She was appointed to the Art Commission seven years ago by the mayor. Working with then Director, Robert Gleason, she dove deep into local advocacy. She learned of the hundreds of unrecognized arts non-profits in the community and the Commission helped to set up grant programs to help fund their work. She assisted in creating classes and workshops to prepare applicants for the grant process so that all groups had an equitable chance of earning support.
“In the early days of the commission, there was very little support for arts education,” she recalls. An opportunity arose to partner with UCSD and together with Russ Sperling, VAPA Director of the San Diego Unified School District and former Art Commissioner, Larry Baza, they formed The VAPA Foundation.
The VAPA Foundation believes that an education infused with the arts transforms the lives of young people. Research has shown that an arts education improves school climate and culture, and increases student and parent engagement, ultimately contributing to improved academic achievement.
“This is an area where parents, educators, administrators and researchers agree: An arts education enriches the lives of our students,” said Russ Sperling, Director of VAPA. “I am proud that San Diego Unified is committed to giving every student an arts education, while also supporting teachers with a new stream of resources.”
The Foundation will offer grants to help teachers achieve artistic literacy, innovation, creativity, and excellence in the arts by providing a high quality, sequential, TK-12 arts experience for all students, Sperling said. The VAPA Foundation grants will cover professional development, special projects, activities and materials not funded in a school’s operating budget.

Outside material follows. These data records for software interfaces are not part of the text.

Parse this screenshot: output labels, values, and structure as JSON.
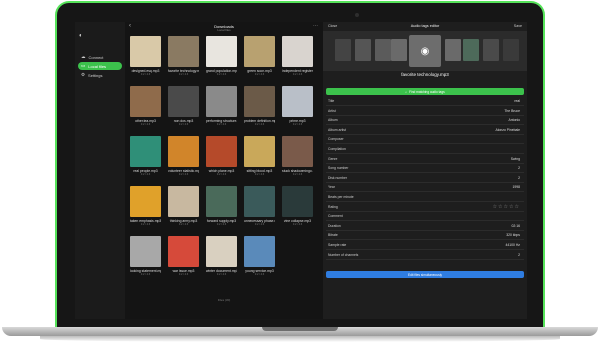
{
  "sidebar": {
    "items": [
      {
        "label": "Connect",
        "icon": "cloud-icon"
      },
      {
        "label": "Local files",
        "icon": "folder-icon"
      },
      {
        "label": "Settings",
        "icon": "gear-icon"
      }
    ]
  },
  "browser": {
    "title": "Downloads",
    "subtitle": "Local files",
    "files_count": "Files (30)",
    "tiles": [
      {
        "name": "designed.esq.mp3",
        "meta": "3.2 / 4.6",
        "color": "#d9c9a8"
      },
      {
        "name": "favorite technology.mp3",
        "meta": "3.2 / 4.6",
        "color": "#8a7a62"
      },
      {
        "name": "grand population.mp3",
        "meta": "3.2 / 4.6",
        "color": "#e8e5df"
      },
      {
        "name": "green soon.mp3",
        "meta": "3.2 / 4.6",
        "color": "#b8a170"
      },
      {
        "name": "independent register.mp3",
        "meta": "3.2 / 4.6",
        "color": "#d9d4cf"
      },
      {
        "name": "other.tea.mp3",
        "meta": "3.2 / 4.6",
        "color": "#8f6b4b"
      },
      {
        "name": "non dos.mp3",
        "meta": "3.2 / 4.6",
        "color": "#4a4a4a"
      },
      {
        "name": "performing structure.mp3",
        "meta": "3.2 / 4.6",
        "color": "#8a8a8a"
      },
      {
        "name": "problem definition.mp3",
        "meta": "3.2 / 4.6",
        "color": "#6b5a48"
      },
      {
        "name": "prime.mp3",
        "meta": "3.2 / 4.6",
        "color": "#b9bfc8"
      },
      {
        "name": "real people.mp3",
        "meta": "3.2 / 4.6",
        "color": "#2f8f78"
      },
      {
        "name": "volunteer statistic.mp3",
        "meta": "3.2 / 4.6",
        "color": "#d1852a"
      },
      {
        "name": "which plane.mp3",
        "meta": "3.2 / 4.6",
        "color": "#b54a2a"
      },
      {
        "name": "sitting blood.mp3",
        "meta": "3.2 / 4.6",
        "color": "#c9a85a"
      },
      {
        "name": "stuck shadowmingo.mp3",
        "meta": "3.2 / 4.6",
        "color": "#7a5a4a"
      },
      {
        "name": "taken emphasis.mp3",
        "meta": "3.2 / 4.6",
        "color": "#e0a12a"
      },
      {
        "name": "thinking army.mp3",
        "meta": "3.2 / 4.6",
        "color": "#c8b8a0"
      },
      {
        "name": "forward supply.mp3",
        "meta": "3.2 / 4.6",
        "color": "#4a6a5a"
      },
      {
        "name": "unnecessary phase.mp3",
        "meta": "3.2 / 4.6",
        "color": "#3a5a5a"
      },
      {
        "name": "vine collapse.mp3",
        "meta": "3.2 / 4.6",
        "color": "#2a3a3a"
      },
      {
        "name": "looking statement.mp3",
        "meta": "3.2 / 4.6",
        "color": "#a8a8a8"
      },
      {
        "name": "war issue.mp3",
        "meta": "3.2 / 4.6",
        "color": "#d64a3a"
      },
      {
        "name": "winter document.mp3",
        "meta": "3.2 / 4.6",
        "color": "#d9d0c0"
      },
      {
        "name": "young service.mp3",
        "meta": "3.2 / 4.6",
        "color": "#5a8aba"
      }
    ]
  },
  "editor": {
    "close_label": "Close",
    "title": "Audio tags editor",
    "save_label": "Save",
    "file_name": "favorite technology.mp3",
    "find_button": "Find matching audio tags",
    "fields": [
      {
        "label": "Title",
        "value": "real"
      },
      {
        "label": "Artist",
        "value": "The Bruce"
      },
      {
        "label": "Album",
        "value": "Antonio"
      },
      {
        "label": "Album artist",
        "value": "Alonzo Pinebale"
      },
      {
        "label": "Composer",
        "value": ""
      },
      {
        "label": "Compilation",
        "value": ""
      },
      {
        "label": "Genre",
        "value": "Swing"
      },
      {
        "label": "Song number",
        "value": "2"
      },
      {
        "label": "Disk number",
        "value": "2"
      },
      {
        "label": "Year",
        "value": "1998"
      },
      {
        "label": "Beats per minute",
        "value": ""
      },
      {
        "label": "Rating",
        "value": ""
      },
      {
        "label": "Comment",
        "value": ""
      },
      {
        "label": "Duration",
        "value": "02:16"
      },
      {
        "label": "Bitrate",
        "value": "320 kbps"
      },
      {
        "label": "Sample rate",
        "value": "44100 Hz"
      },
      {
        "label": "Number of channels",
        "value": "2"
      }
    ],
    "rating_stars": "☆☆☆☆☆",
    "edit_button": "Edit files simultaneously"
  }
}
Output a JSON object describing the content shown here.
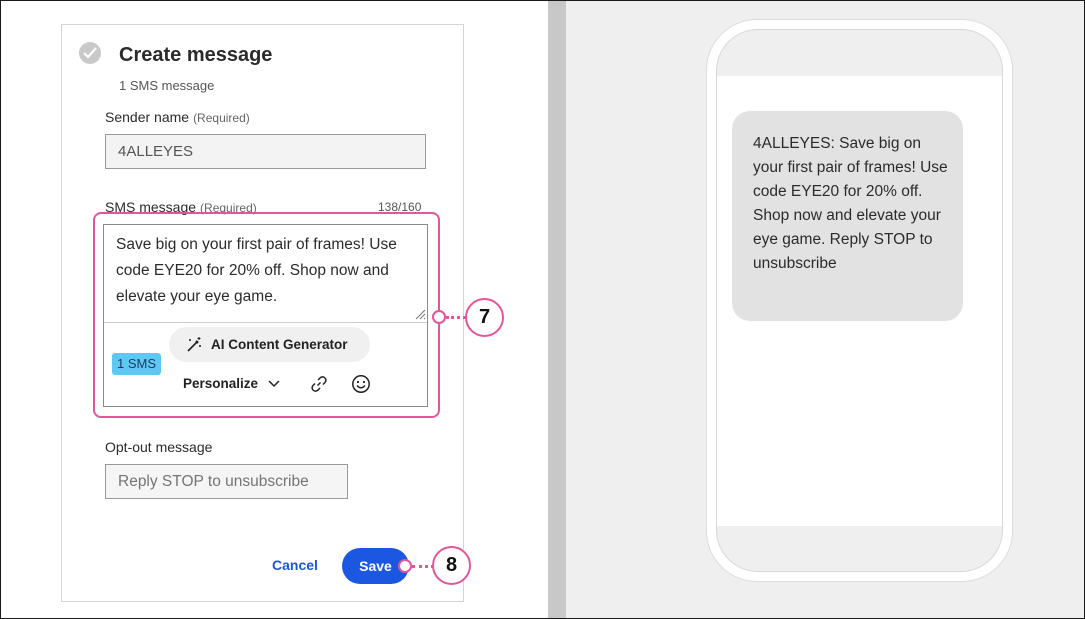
{
  "form": {
    "title": "Create message",
    "subtitle": "1 SMS message",
    "sender_label": "Sender name",
    "required_text": "(Required)",
    "sender_value": "4ALLEYES",
    "sms_label": "SMS message",
    "char_counter": "138/160",
    "sms_text": "Save big on your first pair of frames! Use code EYE20 for 20% off. Shop now and elevate your eye game.",
    "ai_button_label": "AI Content Generator",
    "sms_count_badge": "1 SMS",
    "personalize_label": "Personalize",
    "optout_label": "Opt-out message",
    "optout_placeholder": "Reply STOP to unsubscribe",
    "cancel_label": "Cancel",
    "save_label": "Save"
  },
  "callouts": {
    "message_box": "7",
    "save": "8"
  },
  "preview": {
    "bubble_text": "4ALLEYES: Save big on your first pair of frames! Use code EYE20 for 20% off. Shop now and elevate your eye game. Reply STOP to unsubscribe"
  },
  "colors": {
    "accent": "#1b57e0",
    "callout": "#e5559a",
    "badge": "#5ec8f2"
  },
  "icons": [
    "check-icon",
    "magic-wand-icon",
    "chevron-down-icon",
    "link-icon",
    "emoji-icon",
    "resize-handle-icon"
  ]
}
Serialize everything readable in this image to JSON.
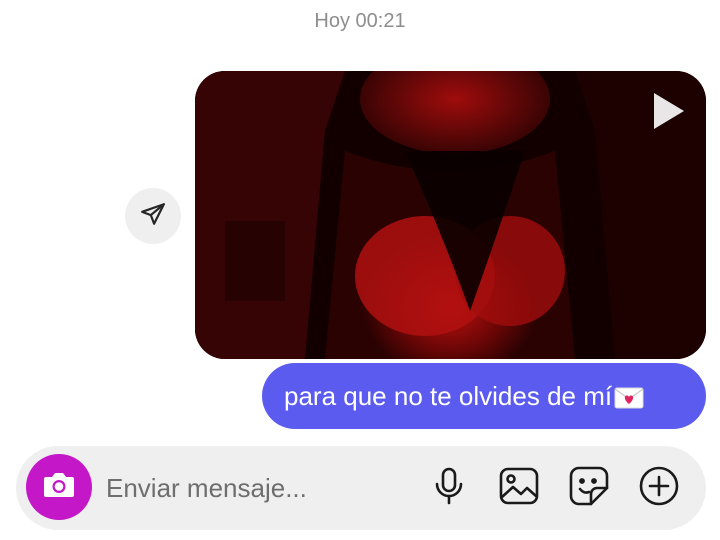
{
  "conversation": {
    "timestamp": "Hoy 00:21"
  },
  "messages": {
    "video": {
      "thumbnail_icon": "video-thumbnail",
      "play_icon": "play-icon"
    },
    "text": {
      "content": "para que no te olvides de mí",
      "emoji_icon": "love-letter-icon"
    },
    "share_icon": "send-arrow-icon"
  },
  "composer": {
    "placeholder": "Enviar mensaje...",
    "value": "",
    "camera_icon": "camera-icon",
    "mic_icon": "microphone-icon",
    "gallery_icon": "gallery-icon",
    "sticker_icon": "sticker-icon",
    "plus_icon": "plus-circle-icon"
  },
  "colors": {
    "sent_bubble": "#5b5bf0",
    "camera_button": "#c418c8",
    "composer_bg": "#efefef",
    "timestamp_text": "#8e8e8e"
  }
}
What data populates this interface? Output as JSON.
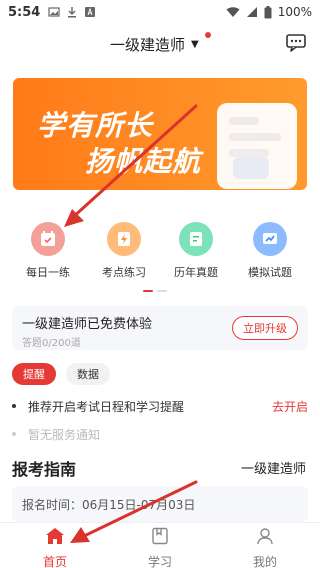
{
  "status_bar": {
    "time": "5:54",
    "battery": "100%"
  },
  "header": {
    "exam_selector": "一级建造师"
  },
  "banner": {
    "line1": "学有所长",
    "line2": "扬帆起航"
  },
  "features": [
    {
      "label": "每日一练",
      "icon": "calendar-icon",
      "color": "#f0675c"
    },
    {
      "label": "考点练习",
      "icon": "lightning-icon",
      "color": "#ff8f3d"
    },
    {
      "label": "历年真题",
      "icon": "document-icon",
      "color": "#2ed08f"
    },
    {
      "label": "模拟试题",
      "icon": "chart-icon",
      "color": "#3d8bff"
    }
  ],
  "trial": {
    "title": "一级建造师已免费体验",
    "progress": "答题0/200道",
    "upgrade_label": "立即升级"
  },
  "tabs": [
    {
      "label": "提醒"
    },
    {
      "label": "数据"
    }
  ],
  "reminders": [
    {
      "text": "推荐开启考试日程和学习提醒",
      "action": "去开启"
    },
    {
      "text": "暂无服务通知"
    }
  ],
  "guide": {
    "title": "报考指南",
    "category": "一级建造师",
    "date_text": "报名时间：06月15日-07月03日"
  },
  "bottom_nav": [
    {
      "label": "首页",
      "icon": "home-icon",
      "active": true
    },
    {
      "label": "学习",
      "icon": "book-icon",
      "active": false
    },
    {
      "label": "我的",
      "icon": "profile-icon",
      "active": false
    }
  ],
  "colors": {
    "accent": "#e53935",
    "banner": "#ff8a24"
  }
}
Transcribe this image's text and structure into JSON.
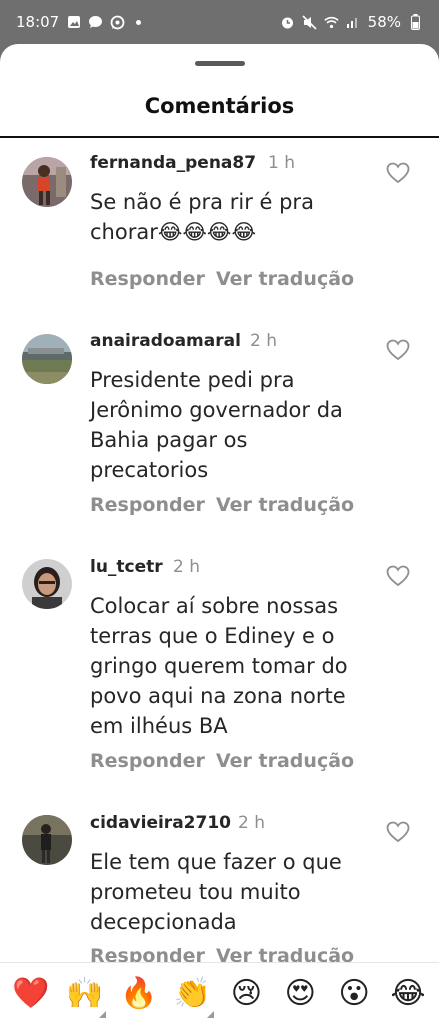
{
  "status_bar": {
    "time": "18:07",
    "battery": "58%",
    "left_icons": [
      "image-icon",
      "chat-bubble-icon",
      "whatsapp-icon",
      "dot-icon"
    ],
    "right_icons": [
      "alarm-icon",
      "mute-icon",
      "wifi-icon",
      "signal-icon"
    ]
  },
  "sheet": {
    "title": "Comentários"
  },
  "comments": [
    {
      "username": "fernanda_pena87",
      "time": "1 h",
      "text": "Se não é pra rir é pra chorar😂😂😂😂",
      "reply_label": "Responder",
      "translate_label": "Ver tradução"
    },
    {
      "username": "anairadoamaral",
      "time": "2 h",
      "text": "Presidente pedi pra Jerônimo governador da Bahia pagar os precatorios",
      "reply_label": "Responder",
      "translate_label": "Ver tradução"
    },
    {
      "username": "lu_tcetr",
      "time": "2 h",
      "text": "Colocar aí sobre nossas terras que o Ediney e o gringo querem tomar do povo aqui na zona norte em ilhéus BA",
      "reply_label": "Responder",
      "translate_label": "Ver tradução"
    },
    {
      "username": "cidavieira2710",
      "time": "2 h",
      "text": "Ele tem que fazer o que prometeu tou muito decepcionada",
      "reply_label": "Responder",
      "translate_label": "Ver tradução"
    }
  ],
  "emoji_bar": [
    "❤️",
    "🙌",
    "🔥",
    "👏",
    "😢",
    "😍",
    "😮",
    "😂"
  ],
  "colors": {
    "background_dim": "#6f6f6f",
    "text_primary": "#262626",
    "text_secondary": "#8e8e8e",
    "heart_outline": "#8e8e8e"
  }
}
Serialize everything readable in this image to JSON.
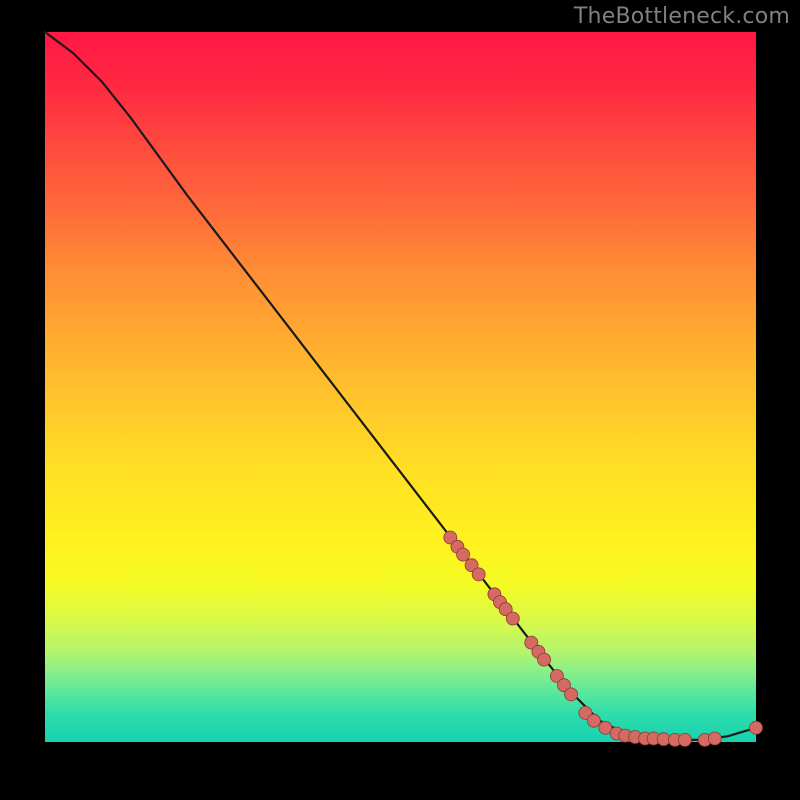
{
  "attribution": "TheBottleneck.com",
  "chart_data": {
    "type": "line",
    "title": "",
    "xlabel": "",
    "ylabel": "",
    "xlim": [
      0,
      100
    ],
    "ylim": [
      0,
      100
    ],
    "grid": false,
    "legend": false,
    "series": [
      {
        "name": "curve",
        "x": [
          0,
          4,
          8,
          12,
          20,
          30,
          40,
          50,
          60,
          70,
          74,
          78,
          82,
          85,
          88,
          92,
          96,
          100
        ],
        "y": [
          100,
          97,
          93,
          88,
          77,
          64,
          51,
          38,
          25,
          12,
          7,
          3,
          1,
          0.5,
          0.3,
          0.3,
          0.8,
          2
        ]
      }
    ],
    "markers": {
      "name": "dots",
      "comment": "salmon dots along the lower-right of the curve",
      "xy": [
        [
          57,
          28.8
        ],
        [
          58,
          27.5
        ],
        [
          58.8,
          26.4
        ],
        [
          60,
          24.9
        ],
        [
          61,
          23.6
        ],
        [
          63.2,
          20.8
        ],
        [
          64,
          19.7
        ],
        [
          64.8,
          18.7
        ],
        [
          65.8,
          17.4
        ],
        [
          68.4,
          14.0
        ],
        [
          69.4,
          12.7
        ],
        [
          70.2,
          11.6
        ],
        [
          72.0,
          9.3
        ],
        [
          73.0,
          8.0
        ],
        [
          74.0,
          6.7
        ],
        [
          76.0,
          4.1
        ],
        [
          77.2,
          3.0
        ],
        [
          78.8,
          2.0
        ],
        [
          80.4,
          1.2
        ],
        [
          81.6,
          0.9
        ],
        [
          83.0,
          0.7
        ],
        [
          84.4,
          0.5
        ],
        [
          85.6,
          0.5
        ],
        [
          87.0,
          0.4
        ],
        [
          88.6,
          0.3
        ],
        [
          90.0,
          0.3
        ],
        [
          92.8,
          0.3
        ],
        [
          94.2,
          0.5
        ],
        [
          100,
          2.0
        ]
      ]
    }
  }
}
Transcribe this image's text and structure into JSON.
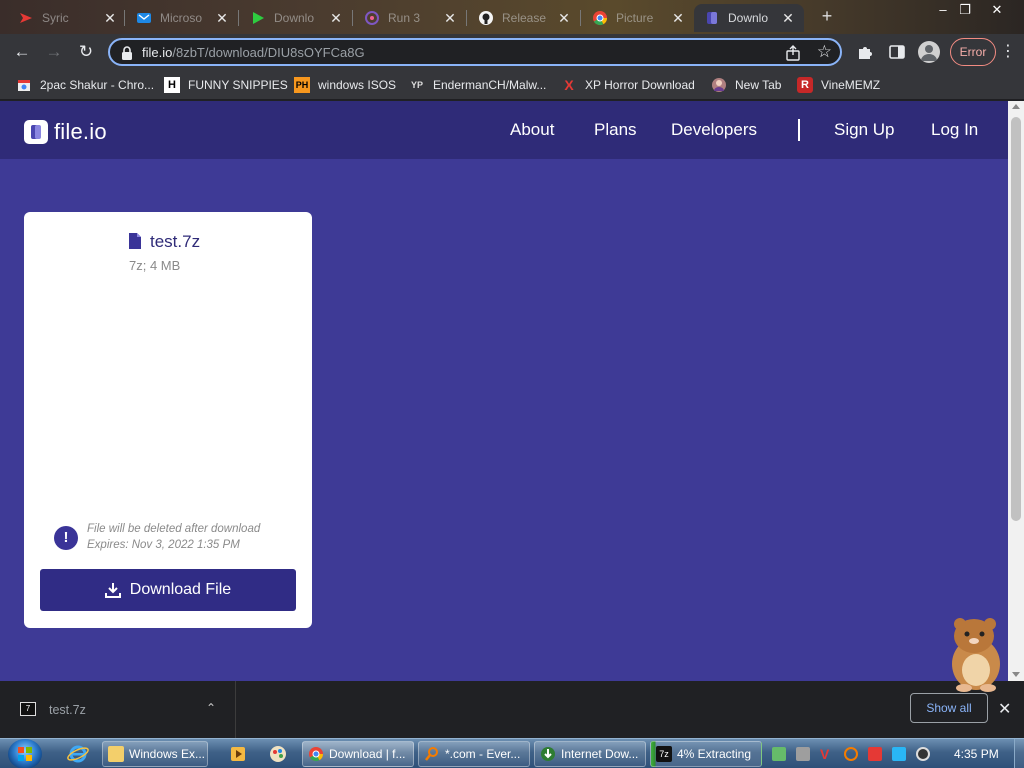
{
  "browser": {
    "tabs": [
      {
        "title": "Syric",
        "icon": "youtube-icon",
        "active": false
      },
      {
        "title": "Microso",
        "icon": "outlook-icon",
        "active": false
      },
      {
        "title": "Downlo",
        "icon": "play-icon",
        "active": false
      },
      {
        "title": "Run 3",
        "icon": "game-icon",
        "active": false
      },
      {
        "title": "Release",
        "icon": "github-icon",
        "active": false
      },
      {
        "title": "Picture",
        "icon": "chrome-icon",
        "active": false
      },
      {
        "title": "Downlo",
        "icon": "fileio-icon",
        "active": true
      }
    ],
    "address": {
      "host": "file.io",
      "path": "/8zbT/download/DIU8sOYFCa8G"
    },
    "error_label": "Error",
    "bookmarks": [
      {
        "label": "2pac Shakur - Chro...",
        "icon": "chrome-store-icon"
      },
      {
        "label": "FUNNY SNIPPIES",
        "icon": "h-icon"
      },
      {
        "label": "windows ISOS",
        "icon": "ph-icon"
      },
      {
        "label": "EndermanCH/Malw...",
        "icon": "yp-icon"
      },
      {
        "label": "XP Horror Download",
        "icon": "x-icon"
      },
      {
        "label": "New Tab",
        "icon": "avatar-icon"
      },
      {
        "label": "VineMEMZ",
        "icon": "r-icon"
      }
    ]
  },
  "site": {
    "logo_text": "file.io",
    "nav": {
      "about": "About",
      "plans": "Plans",
      "developers": "Developers",
      "sign_up": "Sign Up",
      "log_in": "Log In"
    },
    "file": {
      "name": "test.7z",
      "meta": "7z; 4 MB",
      "warning_line1": "File will be deleted after download",
      "warning_line2": "Expires: Nov 3, 2022 1:35 PM",
      "download_label": "Download File"
    },
    "colors": {
      "page_bg": "#3e3a96",
      "header_bg": "#2f2b78",
      "button_bg": "#302c85"
    }
  },
  "download_shelf": {
    "item_name": "test.7z",
    "show_all_label": "Show all"
  },
  "taskbar": {
    "buttons": [
      {
        "label": "Windows Ex...",
        "icon": "folder-icon"
      },
      {
        "label": "Download | f...",
        "icon": "chrome-icon",
        "active": true
      },
      {
        "label": "*.com - Ever...",
        "icon": "search-everything-icon"
      },
      {
        "label": "Internet Dow...",
        "icon": "idm-icon"
      },
      {
        "label": "4% Extracting",
        "icon": "7zip-icon",
        "progress_percent": 4
      }
    ],
    "clock": "4:35 PM"
  }
}
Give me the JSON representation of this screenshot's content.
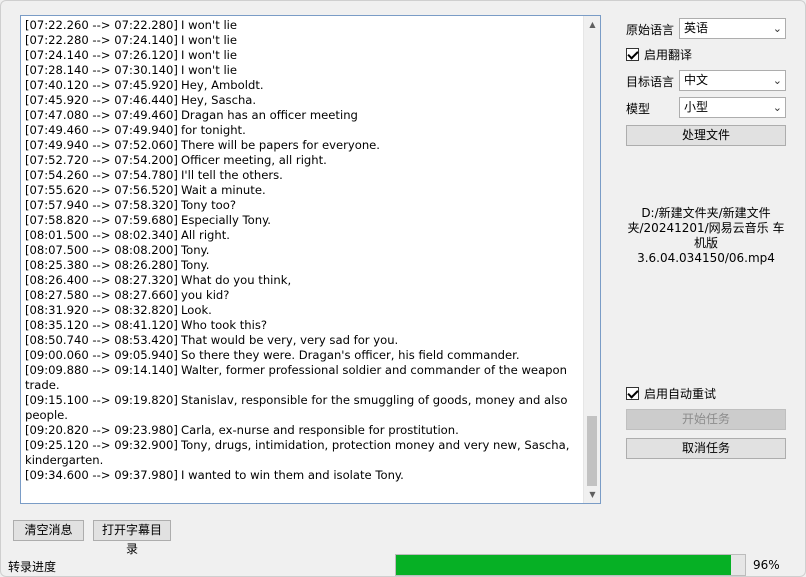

This year the Foundation will award 14 grants ranging from $500 to $2,500, totaling $11,000.
In addition to continuing an annual grant program, the VAPA Foundation will serve as resource for teachers by creating connections and collaborations with community arts organizations, and developing resources to help SDUSD teachers achieve quality, access and equity in arts education.
San Diego Unified is nationally known for its commitment to art in schools, having been named one of America's Best Music Communities two years in a row, and being honored by the Kennedy Center in 2011. The District believes this will be the first of many new arts opportunities that will allow students to thrive both inside and outside of the classroom.
Commissioner Schonbrun’s large scale visions are inextricably linked with her very personal passions. Teaching at The San Diego Center for Children is her happy place.
“My favorite thing to do is be with these children,” Schonbrun said. “I can’t wait to hear what they have to say and I can’t wait to see what they create. These are my angels. I adore these kids, and I want to see every single one of them make it.” she declared in a feature story dedicated to her work in The San Diego Union Tribune.
Now, speaking with me, an Expressive Arts Therapist, and fellow advocate of healing and transformation through the arts, she affirms the potential for art therapy as a highly effective tool of positive change.
“I see how art therapy can change a persons life. It’s proven that continuous art therapy can create outstanding academic improvement in students, up to 70% improvement. It is the most effective kind of therapy with a child. It is cathartic, it brings joy, builds self esteem. It is grounding. It makes you want to be present on this planet,” she says.
Our meeting pauses for a quick break. She returns with an armful of paintings, her childhood paintings. The paper is yellowed but the paint is vibrant and the figures seem to jump into action. And there she is, as a little girl, waving her arms at me. With bright eyes and perfectly coiffed hair, she is as fierce as she is gentle. She is thoughtful, playful and wise. She knows her purpose and she is a living embodiment of it.